No. 279.]

Sir: Referring to my ins traction No. 278, of this day’s date, and in particular to that portion in regard to the reported taking of passengers from the Caracas, I inclose herewith for your information copy of a letter from Messrs. Boulton, Bliss & Dallett, of New York, giving some particulars of the occurrence and communicating the formal protest of Capt. Woodrick, of the Caracas.

You will observe the statement that the passengers in question “had left La Guayra with the full knowledge and consent of the recognized Government of Venezuela.”

I am, sir, etc.,

Alvey A. Adee,
Acting Secretary.
[Inclosure in No. 279.]

Messrs. Boulton, Bliss & Dallett to Mr. Foster.

Sir: We beg to report the following occurrence:

Our steamship Caracas, which sailed from La Guayra on Tuesday, the 16th, with a number of passengers bound for Puerto Cabello and Curaçao, arrived at Puerto Cabello the following morning.

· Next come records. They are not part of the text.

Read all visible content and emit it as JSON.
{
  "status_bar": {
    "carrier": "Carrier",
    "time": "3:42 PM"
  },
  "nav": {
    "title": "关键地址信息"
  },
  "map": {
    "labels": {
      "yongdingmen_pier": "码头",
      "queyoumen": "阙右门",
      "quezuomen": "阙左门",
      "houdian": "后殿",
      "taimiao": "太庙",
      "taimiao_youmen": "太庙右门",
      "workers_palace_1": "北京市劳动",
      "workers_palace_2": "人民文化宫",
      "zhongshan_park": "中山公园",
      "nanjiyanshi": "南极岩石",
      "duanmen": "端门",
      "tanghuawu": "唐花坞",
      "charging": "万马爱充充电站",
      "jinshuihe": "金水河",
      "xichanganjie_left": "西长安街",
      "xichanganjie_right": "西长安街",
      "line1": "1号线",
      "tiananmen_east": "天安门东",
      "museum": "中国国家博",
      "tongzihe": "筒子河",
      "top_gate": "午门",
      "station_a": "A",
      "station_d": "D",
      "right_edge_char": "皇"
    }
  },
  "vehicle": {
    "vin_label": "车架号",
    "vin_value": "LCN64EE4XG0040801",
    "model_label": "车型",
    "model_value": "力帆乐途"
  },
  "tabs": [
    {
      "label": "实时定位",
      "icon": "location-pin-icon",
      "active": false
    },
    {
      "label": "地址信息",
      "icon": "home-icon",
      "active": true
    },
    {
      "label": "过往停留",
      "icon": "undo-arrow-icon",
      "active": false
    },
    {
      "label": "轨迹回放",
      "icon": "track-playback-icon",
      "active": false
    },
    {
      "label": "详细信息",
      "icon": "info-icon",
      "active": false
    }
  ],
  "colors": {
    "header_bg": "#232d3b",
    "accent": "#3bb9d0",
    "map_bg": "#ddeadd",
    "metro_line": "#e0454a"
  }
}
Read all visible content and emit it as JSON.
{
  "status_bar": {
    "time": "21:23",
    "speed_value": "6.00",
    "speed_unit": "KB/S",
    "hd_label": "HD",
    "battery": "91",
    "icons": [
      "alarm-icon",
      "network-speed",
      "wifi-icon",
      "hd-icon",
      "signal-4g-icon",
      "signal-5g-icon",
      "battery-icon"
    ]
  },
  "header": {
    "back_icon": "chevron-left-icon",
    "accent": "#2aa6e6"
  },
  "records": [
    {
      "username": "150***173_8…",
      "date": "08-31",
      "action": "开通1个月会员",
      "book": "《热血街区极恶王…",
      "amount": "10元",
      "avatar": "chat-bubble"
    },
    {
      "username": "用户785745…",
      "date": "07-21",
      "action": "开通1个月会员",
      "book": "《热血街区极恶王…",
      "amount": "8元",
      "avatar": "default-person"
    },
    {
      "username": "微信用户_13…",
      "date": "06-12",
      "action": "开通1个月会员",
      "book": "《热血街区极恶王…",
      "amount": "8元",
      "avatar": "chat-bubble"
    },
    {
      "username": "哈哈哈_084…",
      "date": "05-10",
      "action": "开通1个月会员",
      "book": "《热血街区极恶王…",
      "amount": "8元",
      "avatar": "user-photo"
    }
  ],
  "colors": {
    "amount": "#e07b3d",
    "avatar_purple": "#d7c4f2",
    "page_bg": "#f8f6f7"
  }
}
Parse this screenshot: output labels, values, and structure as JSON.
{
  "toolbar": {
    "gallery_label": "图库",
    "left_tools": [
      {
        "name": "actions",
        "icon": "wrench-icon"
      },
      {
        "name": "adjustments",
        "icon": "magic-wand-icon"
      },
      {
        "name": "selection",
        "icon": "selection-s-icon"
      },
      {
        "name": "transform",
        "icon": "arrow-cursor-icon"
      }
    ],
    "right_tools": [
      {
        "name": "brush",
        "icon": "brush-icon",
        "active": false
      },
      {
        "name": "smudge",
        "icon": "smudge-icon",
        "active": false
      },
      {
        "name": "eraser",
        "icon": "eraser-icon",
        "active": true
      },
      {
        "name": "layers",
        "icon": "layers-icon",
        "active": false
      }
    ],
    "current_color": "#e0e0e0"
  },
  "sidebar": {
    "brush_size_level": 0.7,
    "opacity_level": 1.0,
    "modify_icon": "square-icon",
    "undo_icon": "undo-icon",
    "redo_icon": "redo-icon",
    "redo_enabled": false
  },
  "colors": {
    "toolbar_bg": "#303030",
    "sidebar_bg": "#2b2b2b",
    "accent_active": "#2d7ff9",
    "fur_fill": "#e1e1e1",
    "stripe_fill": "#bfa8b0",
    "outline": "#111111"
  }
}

On the afternoon of that day an official came on board from Gen. Urdaneta, who was in control of the port, to demand the surrender of six of the passengers who were destined to Curaçao.

As they had left La Guayra with the full knowledge and consent of the recognized Government of Venezuela, and were not charged with any crime, Capt. Woodrick declined to surrender them. The official then stated that, if necessary, force would be used, and sent on board of the ship a number of officers provided with revolvers who, in spite of the protest of Capt. Woodrick, took the passengers on shore, where they were detained.

On arrival at Curacao the next morning, Capt. Woodrick cabled the facts of the case to the United States minister at Caracas. Inclosed you will please find a copy of the protest noted by Capt. Woodrick.

As the Caracas is an American vessel, we presume it is our duty to report the occurrence to you for such action, if any, you may deem proper.

We have the honor, etc.,

Boulton, Bliss & Dallett.

Know all men by these presents, that I, Capt. Wm. Woodrick, of steamship Caracas, of Wilmington, Del., United States of America, having sailed from La Guayra on the 16th of August bound for Puerto Cabello and Curaçao with the following passengers: Jacinto Lopez, Dr. P. Febres Cordevo, Francisco M. Casas, Antonio Salinas, M. Lopez, and Manuel Rama, and on the arrival of said steamship Caracas in the port of Puerto Cabello about 4 o’clock p.m., the authorities of Puerto Cabello boarded the said steamship Caracas and arrested the above-mentioned passengers and prevented them from proceeding further on their voyage; they having paid their passage and complied with all the requirements of the laws of Venezuela and regulations of said steamship Caracas.

Therefore I, William Woodrick, captain of this steamship Caracas, on board of same, do hereby most solemnly enter my protest against the arrest and removal of said passengers from this ship.

Wm. Woodrick.
[Page 620]

I, William G. Riley, consul of the United States at Puerto Cabello, do hereby certify that the signature of William Woodrick at the foot of the paper hereunto annexed is his true and genuine signature, made and acknowledged in my presence, and that the said William Woodrick is personally known to me.

In witness whereof, I have hereunto set my hand and affixed the seal of the consulate at Puerto Cabello, this day and year next above written, and of the Independence of the United States the one hundred and seventeenth.

William G. Riley,
United States Consul.